Business is back to normal at Myrtle Beach after Hurricane Florence — if you can fly there.
“There is access but it’s very limited,” Myrtle Beach Area Chamber of Commerce President and CEO Karen Riordan said. “Our airport is open.”
Many of the roads leading to the Grand Strand cross the Waccamaw and Pee Dee River basins, which are currently well above flood stage. The South Carolina Department of Transportation said floodwaters receded enough to reopen S.C. Highway 22 in northern Horry County. Prior to that, the only western access into the Myrtle Beach region was U.S. Highway 501, which was down to a single lane in each direction due to flooding on the Waccamaw River.
“It is challenging because so many roads had to close because of flooding or a concern that the road could wash out,” Riordan said.
Myrtle Beach was spared damage from Hurricane Florence. “The actual coastal zone, what most people think of as Myrtle Beach proper, is absolutely perfect,” she said. “We are so blessed that the damage from Hurricane Florence was very minimal . . . actually, if you were here with me right now, you would not believe that we had a hurricane come through.”

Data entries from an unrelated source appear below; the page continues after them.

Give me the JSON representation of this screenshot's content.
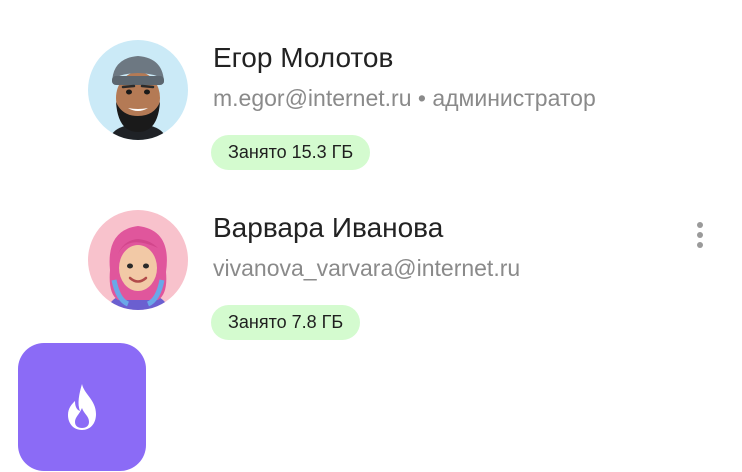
{
  "users": [
    {
      "name": "Егор Молотов",
      "email": "m.egor@internet.ru",
      "separator": "•",
      "role": "администратор",
      "usage": "Занято 15.3 ГБ",
      "avatar_icon": "memoji-bearded-man-icon",
      "avatar_bg": "#cbeaf7"
    },
    {
      "name": "Варвара Иванова",
      "email": "vivanova_varvara@internet.ru",
      "usage": "Занято 7.8 ГБ",
      "avatar_icon": "memoji-pink-hair-woman-icon",
      "avatar_bg": "#f8c2cc",
      "menu_icon": "more-vertical-icon"
    }
  ],
  "app_tile": {
    "icon": "flame-icon",
    "color": "#8b6bf6"
  }
}
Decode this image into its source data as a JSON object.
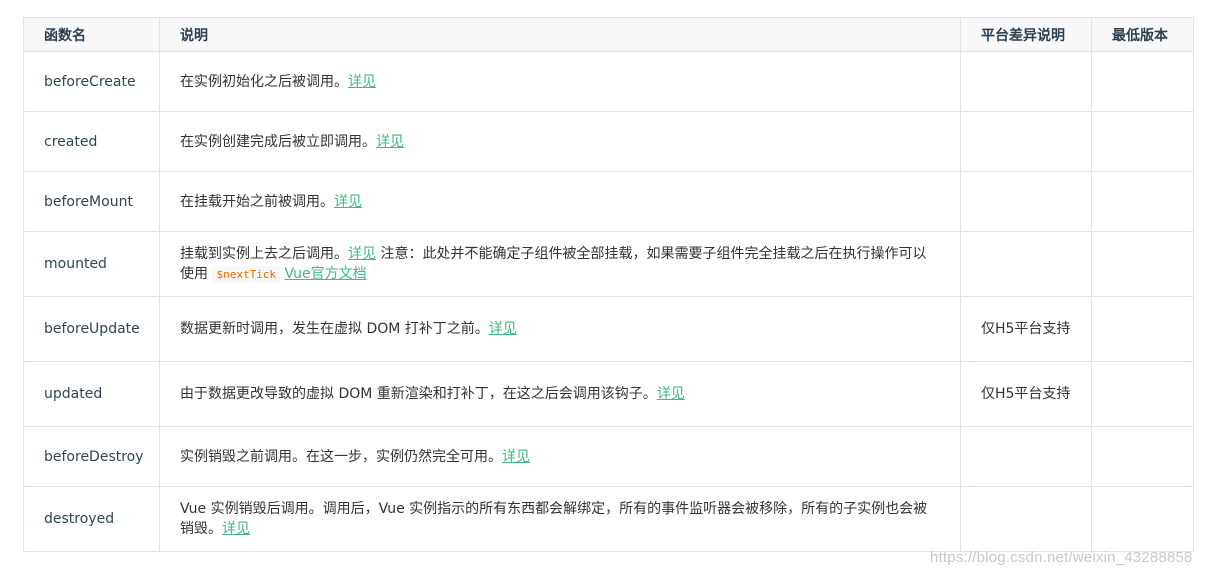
{
  "table": {
    "headers": [
      "函数名",
      "说明",
      "平台差异说明",
      "最低版本"
    ],
    "rows": [
      {
        "name": "beforeCreate",
        "desc": "在实例初始化之后被调用。",
        "link": "详见",
        "platform": "",
        "version": ""
      },
      {
        "name": "created",
        "desc": "在实例创建完成后被立即调用。",
        "link": "详见",
        "platform": "",
        "version": ""
      },
      {
        "name": "beforeMount",
        "desc": "在挂载开始之前被调用。",
        "link": "详见",
        "platform": "",
        "version": ""
      },
      {
        "name": "mounted",
        "desc": "挂载到实例上去之后调用。",
        "link": "详见",
        "note": " 注意：此处并不能确定子组件被全部挂载，如果需要子组件完全挂载之后在执行操作可以使用 ",
        "code": "$nextTick",
        "doc_link": "Vue官方文档",
        "platform": "",
        "version": ""
      },
      {
        "name": "beforeUpdate",
        "desc": "数据更新时调用，发生在虚拟 DOM 打补丁之前。",
        "link": "详见",
        "platform": "仅H5平台支持",
        "version": ""
      },
      {
        "name": "updated",
        "desc": "由于数据更改导致的虚拟 DOM 重新渲染和打补丁，在这之后会调用该钩子。",
        "link": "详见",
        "platform": "仅H5平台支持",
        "version": ""
      },
      {
        "name": "beforeDestroy",
        "desc": "实例销毁之前调用。在这一步，实例仍然完全可用。",
        "link": "详见",
        "platform": "",
        "version": ""
      },
      {
        "name": "destroyed",
        "desc": "Vue 实例销毁后调用。调用后，Vue 实例指示的所有东西都会解绑定，所有的事件监听器会被移除，所有的子实例也会被销毁。",
        "link": "详见",
        "platform": "",
        "version": ""
      }
    ]
  },
  "watermark": "https://blog.csdn.net/weixin_43288858"
}
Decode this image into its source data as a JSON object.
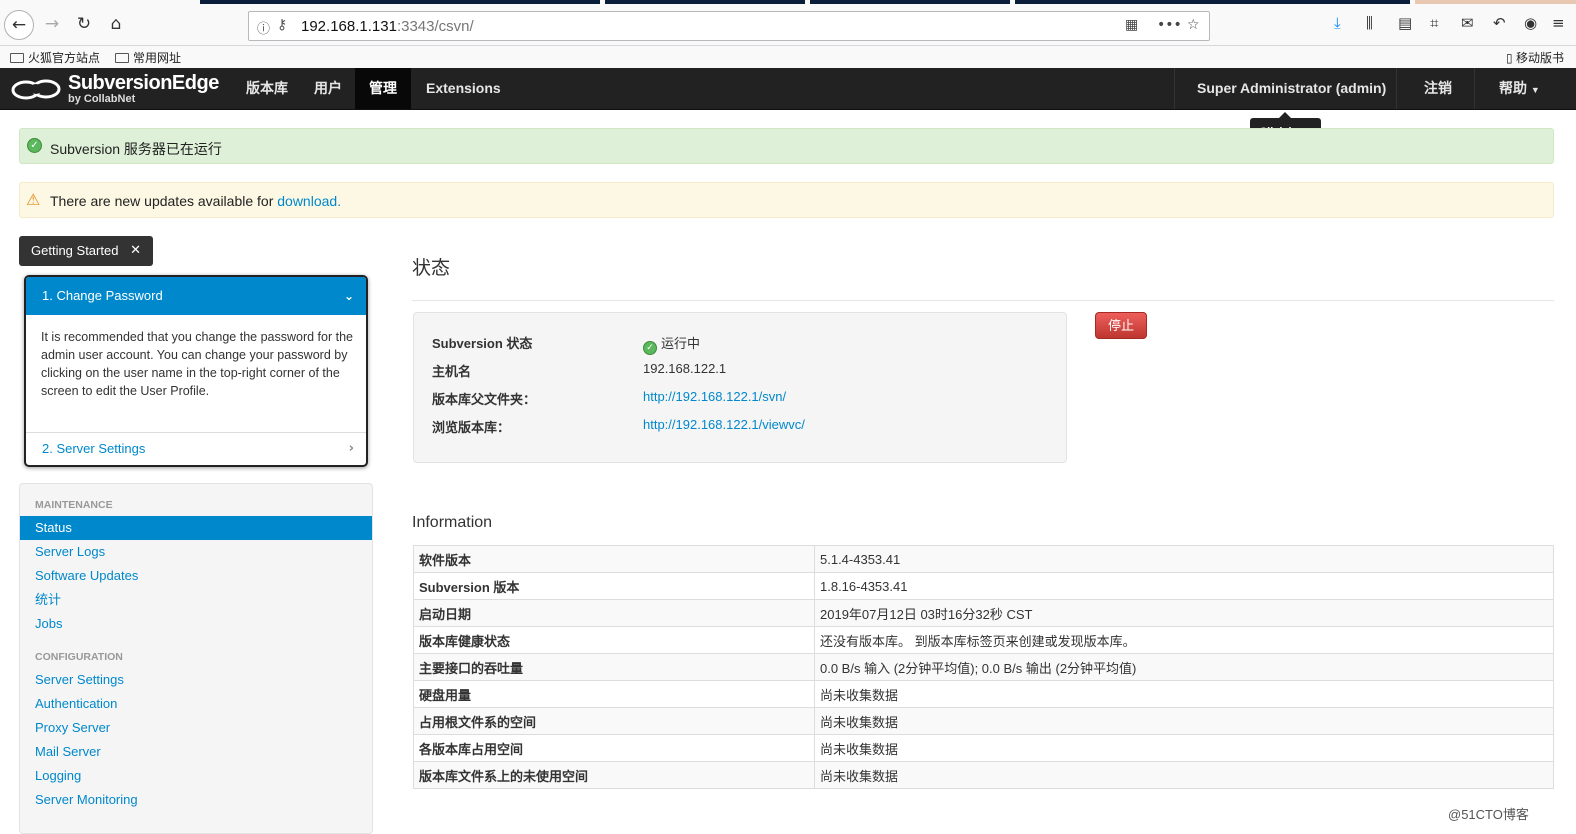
{
  "browser": {
    "url_host": "192.168.1.131",
    "url_rest": ":3343/csvn/",
    "bookmarks": [
      "火狐官方站点",
      "常用网址"
    ],
    "mobile_bookmarks": "移动版书"
  },
  "header": {
    "logo_title": "SubversionEdge",
    "logo_sub": "by CollabNet",
    "nav": [
      "版本库",
      "用户",
      "管理",
      "Extensions"
    ],
    "user": "Super Administrator (admin)",
    "logout": "注销",
    "help": "帮助",
    "tooltip": "Click here"
  },
  "alerts": {
    "success": "Subversion 服务器已在运行",
    "warning_text": "There are new updates available for ",
    "warning_link": "download."
  },
  "getting_started": {
    "button": "Getting Started",
    "step1": "1. Change Password",
    "step1_desc": "It is recommended that you change the password for the admin user account. You can change your password by clicking on the user name in the top-right corner of the screen to edit the User Profile.",
    "step2": "2. Server Settings"
  },
  "sidebar": {
    "maintenance_header": "MAINTENANCE",
    "maintenance": [
      "Status",
      "Server Logs",
      "Software Updates",
      "统计",
      "Jobs"
    ],
    "configuration_header": "CONFIGURATION",
    "configuration": [
      "Server Settings",
      "Authentication",
      "Proxy Server",
      "Mail Server",
      "Logging",
      "Server Monitoring"
    ]
  },
  "main": {
    "title": "状态",
    "stop_button": "停止",
    "status": [
      {
        "label": "Subversion 状态",
        "value": "运行中"
      },
      {
        "label": "主机名",
        "value": "192.168.122.1"
      },
      {
        "label": "版本库父文件夹：",
        "value": "http://192.168.122.1/svn/"
      },
      {
        "label": "浏览版本库：",
        "value": "http://192.168.122.1/viewvc/"
      }
    ],
    "info_title": "Information",
    "info": [
      {
        "k": "软件版本",
        "v": "5.1.4-4353.41"
      },
      {
        "k": "Subversion 版本",
        "v": "1.8.16-4353.41"
      },
      {
        "k": "启动日期",
        "v": "2019年07月12日 03时16分32秒 CST"
      },
      {
        "k": "版本库健康状态",
        "v": "还没有版本库。 到版本库标签页来创建或发现版本库。"
      },
      {
        "k": "主要接口的吞吐量",
        "v": "0.0 B/s 输入 (2分钟平均值); 0.0 B/s 输出 (2分钟平均值)"
      },
      {
        "k": "硬盘用量",
        "v": "尚未收集数据"
      },
      {
        "k": "占用根文件系的空间",
        "v": "尚未收集数据"
      },
      {
        "k": "各版本库占用空间",
        "v": "尚未收集数据"
      },
      {
        "k": "版本库文件系上的未使用空间",
        "v": "尚未收集数据"
      }
    ]
  },
  "watermark": "@51CTO博客",
  "colors": {
    "accent": "#0088cc",
    "header_bg": "#222222",
    "success_bg": "#dff0d8",
    "warning_bg": "#fcf8e3",
    "danger": "#d9534f"
  }
}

Hotels, restaurants and other businesses are open. However, many are struggling for customers or tourists given what is happening elsewhere in the county.
“It’s a much different picture outside of Myrtle Beach,” she said. “All of our efforts now are to help our neighbors to the west of us and unfortunately, that’s where most of the workforce for the Myrtle Beach area lives and so it’s been very, very trying for business owners. They’ve had situations where their businesses can open because it’s along the Grand Strand but they can’t get themselves to that business or they can’t get their important employees over to the business because of where they’re located.”
Riordan said the chamber has been taking phone calls and requests for information from concerned tourists. It has also had to help large groups reschedule reservations. She encourages potential visitors to consider rebooking for two weeks from now.
“Think about coming the second week of October when it’s still pretty and still warm,” she said. “They could still have a great vacation experience here, they’re just really going to need to delay that a little while so they don’t put themselves in jeopardy.”
The chamber also has been organizing fundraisers for disaster victims and collecting donated supplies.
“We’re so happy to help however we can,” she said.